BETHESDA, MD 24 October 2011—FDA on October 21 recommended against the use of "injector devices" to administer influenza vaccines, an announcement that appears to have caught the manufacturer of a jet-injection system off-guard.
Bioject Medical Technologies of Portland, Oregon, last month announced that some Publix Super Markets and Fred Meyer Stores locations would offer needle-free flu vaccines to customers this flu season, courtesy of Bioject`s gas-powered injector systems.
According to Bioject, the company has received FDA clearance to market two jet injectors for the subcutaneous or intramuscular delivery of vaccines and other injectable drugs.
The jet injectors are classified as medical devices, which are under the purview of FDA`s Center for Devices and Radiological Health. Influenza vaccines are regulated through FDA`s Center for Biologics Evaluation and Research (CBER).
FDA`s announcement, which appears on CBER`s portion of the agency`s website, states that vaccines are intended for administration "using a needle and syringe unless otherwise specified" in the product`s labeling.
Measles, mumps, and rubella vaccine is the only vaccine whose labeling currently specifies that the product may be administered using a jet injector, according to FDA.
The agency emphasized that vaccines are approved on the basis of safety and efficacy data from studies of a specific dose, administration schedule, and administration method. Changing the administration method may alter the vaccine`s immunogenicity, safety, and efficacy, according to FDA.
After a vaccine has been approved for administration with a jet injector, any jet injector that is classified as "substantially equivalent" to that device can be used to deliver the vaccine, the agency stated.
FDA clarified October 26 that people who have already received an influenza vaccine by jet injector do not need to be revaccinated.

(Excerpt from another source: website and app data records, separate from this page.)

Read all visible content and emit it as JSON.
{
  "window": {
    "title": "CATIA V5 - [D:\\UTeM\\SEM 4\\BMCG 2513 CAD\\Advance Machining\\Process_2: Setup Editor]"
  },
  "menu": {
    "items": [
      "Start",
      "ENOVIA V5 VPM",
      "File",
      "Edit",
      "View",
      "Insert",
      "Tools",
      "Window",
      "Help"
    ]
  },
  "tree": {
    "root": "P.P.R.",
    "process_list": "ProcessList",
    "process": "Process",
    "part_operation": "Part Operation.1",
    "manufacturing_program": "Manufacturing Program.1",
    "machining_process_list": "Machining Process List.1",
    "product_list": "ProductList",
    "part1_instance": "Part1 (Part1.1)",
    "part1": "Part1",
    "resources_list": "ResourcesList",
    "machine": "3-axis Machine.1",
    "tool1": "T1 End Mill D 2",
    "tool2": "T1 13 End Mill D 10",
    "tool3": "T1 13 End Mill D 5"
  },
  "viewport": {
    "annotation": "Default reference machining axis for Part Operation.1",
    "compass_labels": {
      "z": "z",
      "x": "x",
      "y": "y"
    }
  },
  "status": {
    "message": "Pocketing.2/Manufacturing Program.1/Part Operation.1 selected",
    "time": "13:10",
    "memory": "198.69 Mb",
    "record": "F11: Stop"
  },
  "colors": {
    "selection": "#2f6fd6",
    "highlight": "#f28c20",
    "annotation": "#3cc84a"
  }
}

Bioject stated that it understands FDA`s concerns and is committed to a timely resolution of the problem.